Figure 3. Diagram of a Flaviviridae virion. Note the three types of proteins composing the virion's membrane (E, M, C). Also notice the herringbone-like arrangements the E proteins form on the right hand diagram. Figure is the property of the SIB Swiss Institute of Bioinformatics


Figure 4. Diagram of the Flavivirus' life cycle. Notice the initial binding to the host cell and the clathrin mediated endocytosis that follows the initial binding. Then the viral membrane fuses with the host's endosome to expose the viral ssRNA to the endoplasmic reticulum (ER). There, the ssRNA is transcribed and copied to make new viral proteins and new ssRNA. The viral particles are assembled and form a immature virion by budding off of the ER. After budding off, the immature virion moves to the Golgi. Moving from the Golgi to the host's membrane, the cell undergoes cleavages that cleave the prM protein into M proteins, maturing the virion before being secreted out of the host cell. Additionally, notice how the immature virion has a rough, spiked surface in contrast to the smooth surface of the mature virion. Diagram by Ted C. Pierson, NIH National Institute of Allergy and Infectious Diseases


Figure 5. Example of a patient suffering from jaundice. Notice the distinct yellow pigmentation of the skin. Retrieved from wikimedia. Author:James Heilman, MD

Treatment and Cure

Mechanism of Infection


Figure 6. Diagram depicting the balancing of Th1 and Th2 helper T-cells and their respective functions. Property of Cambridge University Press (2000)

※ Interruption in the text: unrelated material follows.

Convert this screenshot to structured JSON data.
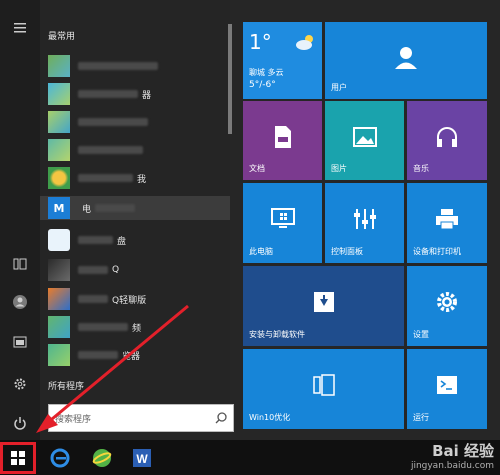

Future Research

Chimera Vaccines

Climate Change and Yellow Fever

Availability of Yellow Fever 17D Vaccine